New understanding of the MDS disease process and the availability of novel therapies offer the prospect of major advances in management and outcomes for patients over the coming years. However, transfusion is still an important part of MDS supportive care. Although blood components are safe in most countries, they carry substantial risks and costs, and patients who are chronically transfused are recurrently exposed to these hazards.

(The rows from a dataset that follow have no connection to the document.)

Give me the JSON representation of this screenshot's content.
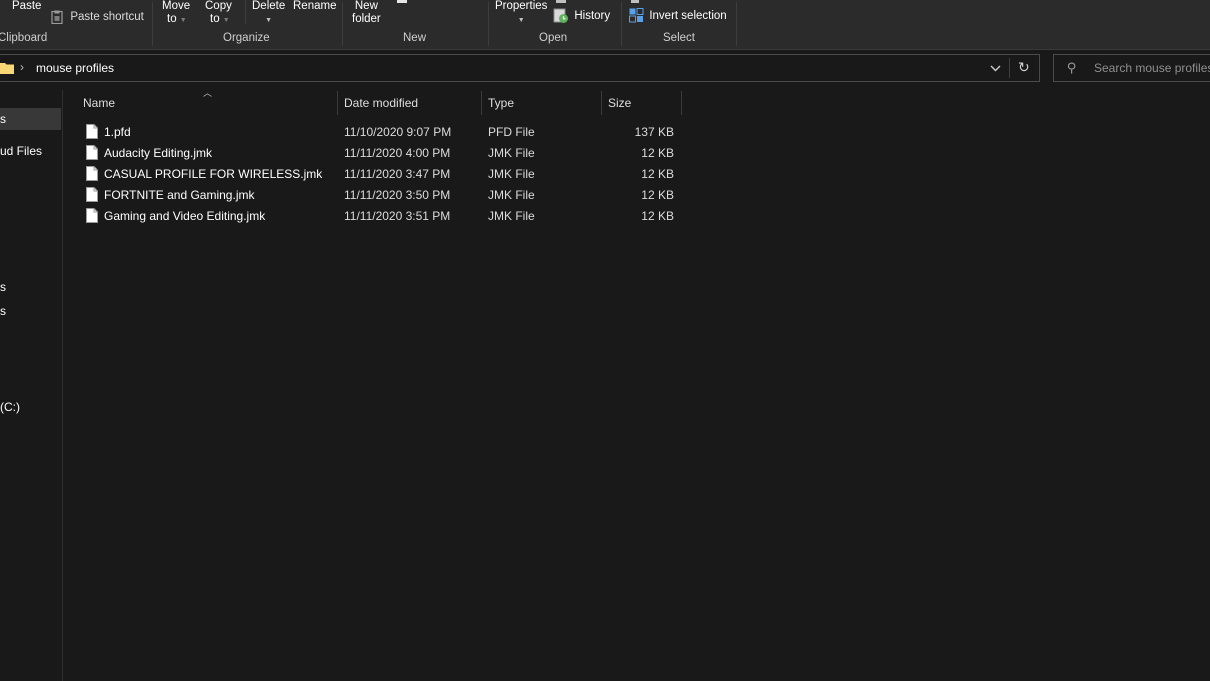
{
  "ribbon": {
    "clipboard": {
      "paste_label": "Paste",
      "paste_shortcut_label": "Paste shortcut",
      "group_label": "Clipboard"
    },
    "organize": {
      "move_to_line1": "Move",
      "move_to_line2": "to",
      "copy_to_line1": "Copy",
      "copy_to_line2": "to",
      "delete_label": "Delete",
      "rename_label": "Rename",
      "group_label": "Organize"
    },
    "new": {
      "new_folder_line1": "New",
      "new_folder_line2": "folder",
      "group_label": "New"
    },
    "open": {
      "properties_label": "Properties",
      "history_label": "History",
      "group_label": "Open"
    },
    "select": {
      "invert_selection_label": "Invert selection",
      "group_label": "Select"
    }
  },
  "address": {
    "current_folder": "mouse profiles",
    "search_placeholder": "Search mouse profiles"
  },
  "nav": {
    "items": [
      {
        "label": "s"
      },
      {
        "label": "ud Files"
      },
      {
        "label": "s"
      },
      {
        "label": "s"
      },
      {
        "label": "(C:)"
      }
    ]
  },
  "columns": {
    "name": "Name",
    "date_modified": "Date modified",
    "type": "Type",
    "size": "Size"
  },
  "files": [
    {
      "name": "1.pfd",
      "date": "11/10/2020 9:07 PM",
      "type": "PFD File",
      "size": "137 KB"
    },
    {
      "name": "Audacity Editing.jmk",
      "date": "11/11/2020 4:00 PM",
      "type": "JMK File",
      "size": "12 KB"
    },
    {
      "name": "CASUAL PROFILE FOR WIRELESS.jmk",
      "date": "11/11/2020 3:47 PM",
      "type": "JMK File",
      "size": "12 KB"
    },
    {
      "name": "FORTNITE and Gaming.jmk",
      "date": "11/11/2020 3:50 PM",
      "type": "JMK File",
      "size": "12 KB"
    },
    {
      "name": "Gaming and Video Editing.jmk",
      "date": "11/11/2020 3:51 PM",
      "type": "JMK File",
      "size": "12 KB"
    }
  ],
  "colors": {
    "background": "#191919",
    "ribbon": "#2b2b2b",
    "selected_nav": "#383838",
    "folder_yellow": "#f8d775"
  }
}
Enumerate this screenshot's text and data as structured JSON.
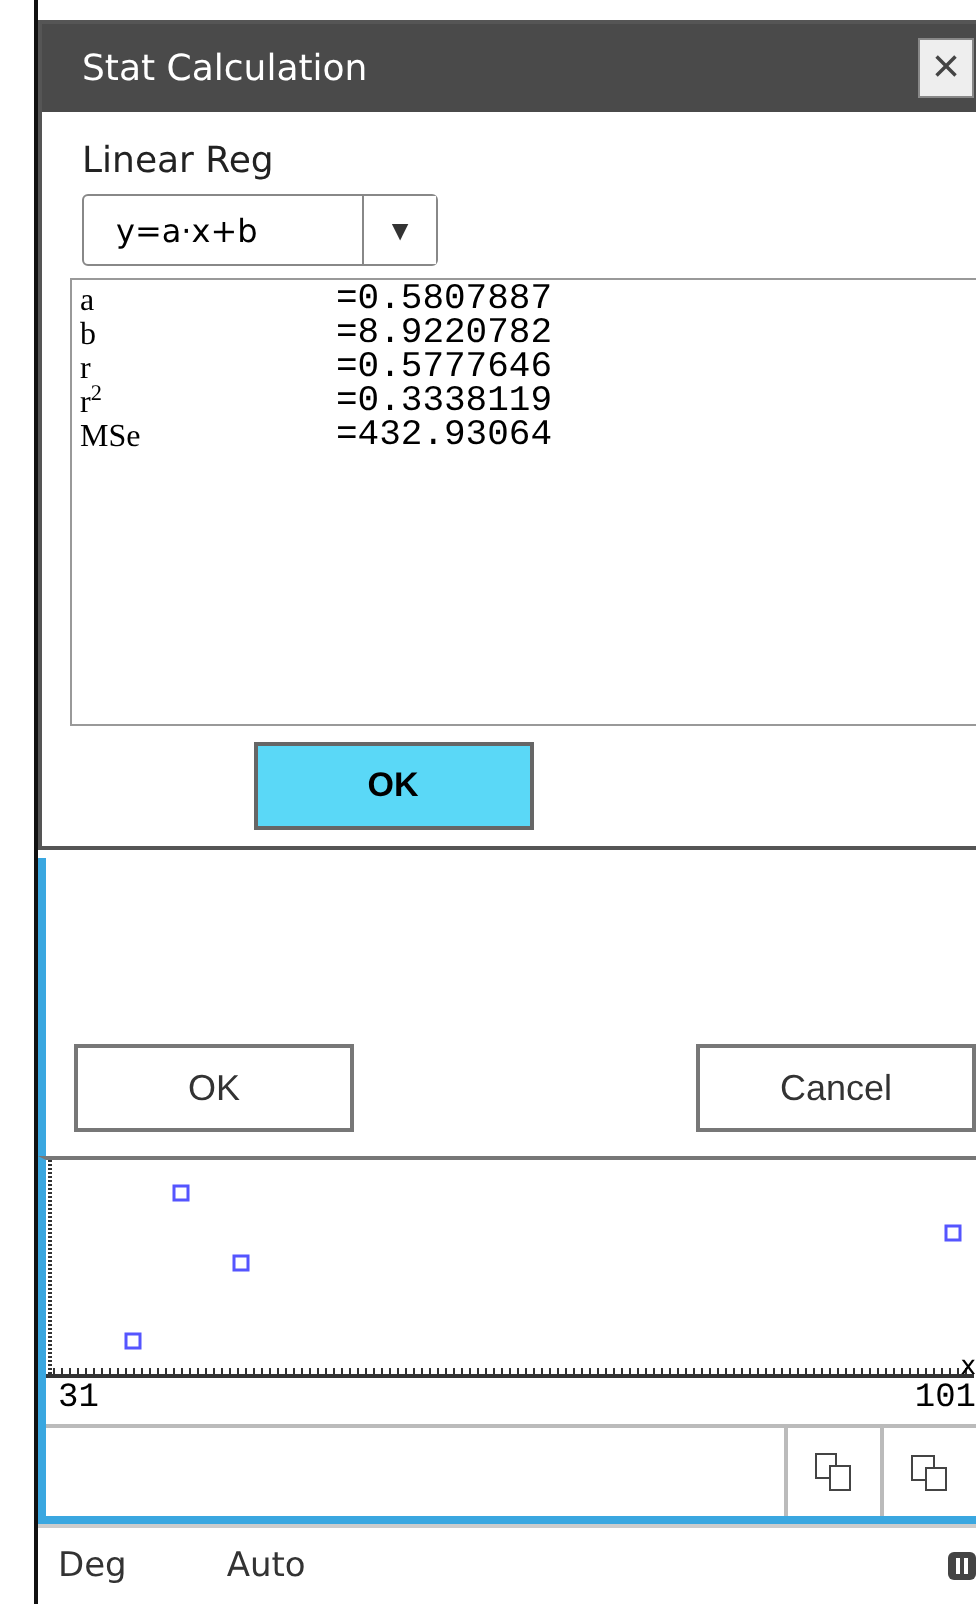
{
  "dialog": {
    "title": "Stat Calculation",
    "close": "×",
    "calc_type": "Linear Reg",
    "formula": {
      "value": "y=a·x+b",
      "arrow": "▼"
    },
    "results": [
      {
        "name": "a",
        "value": "=0.5807887"
      },
      {
        "name": "b",
        "value": "=8.9220782"
      },
      {
        "name": "r",
        "value": "=0.5777646"
      },
      {
        "name": "r$^{2}$",
        "value": "=0.3338119"
      },
      {
        "name": "MSe",
        "value": "=432.93064"
      }
    ],
    "ok": "OK"
  },
  "form_buttons": [
    {
      "label": "OK"
    },
    {
      "label": "Cancel"
    }
  ],
  "graph": {
    "x_min": "31",
    "x_max": "101",
    "x_axis": "x"
  },
  "status_bar": {
    "angle": "Deg",
    "mode": "Auto"
  }
}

We need to make every management decision, including each transfusion decision, carefully, guided by the available evidence and the principles of PBM to deliver personalized MDS and transfusion therapy based on an individual patient’s needs and with their participation.48 We also need to monitor the impact of our transfusion therapy, including the effects on QoL. Many questions remain, some of which are summarized in Table 2. By designing and contributing to high-quality, patient-centered research using a range of approaches, including clinical registries to provide real-world practice and outcome data, and performing well-conducted clinical trials incorporating PROs and functional assessments, we can strengthen the evidence base to guide our practice and improve outcomes for transfused patients with MDS.
The authors thank Simon Stanworth, Allison Mo, Robert Weinkove, and Devendra Hiwase for helpful discussions.
Erica Wood, Monash University, 553 St Kilda Road, Melbourne, 3004, Australia; email: email@example.com.
Conflict of interest disclosure: E.M.W. is supported by an investigator grant (#1177784) from the National Health and Medical Research Council, Australia. Z.K.M. is supported by a clinical research fellowship from the Victorian Cancer Agency.
E.M.W. and Z.K.M. have received funding support for MDS research from the Australian and New Zealand Society for Blood Transfusion, the National Blood Authority Australia, and Celgene Australia.
Through Monash University’s Transfusion Research Unit, E.M.W. and Z.K.M. have received research funding for work outside the scope of this review from Abbvie, Alexion, Amgen, AstraZeneca, Australian and New Zealand Society for Blood Transfusion, Australian Red Cross Blood Service, Bristol-Myers Squibb, Celgene, CSL Behring, Dova Pharmaceuticals, Janssen-Cilag, Maddie Riewoldt’s Vision Foundation, National Blood Authority Australia, New Zealand Blood Service, Novartis, Roche, Sanofi. and Takeda.
E.M.W. is president of the International Society of Blood Transfusion.
Z.K.M. is a member of the Scientific Advisory Committee of the Australasian Leukaemia and Lymphoma Group.
Off-label drug use None disclosed.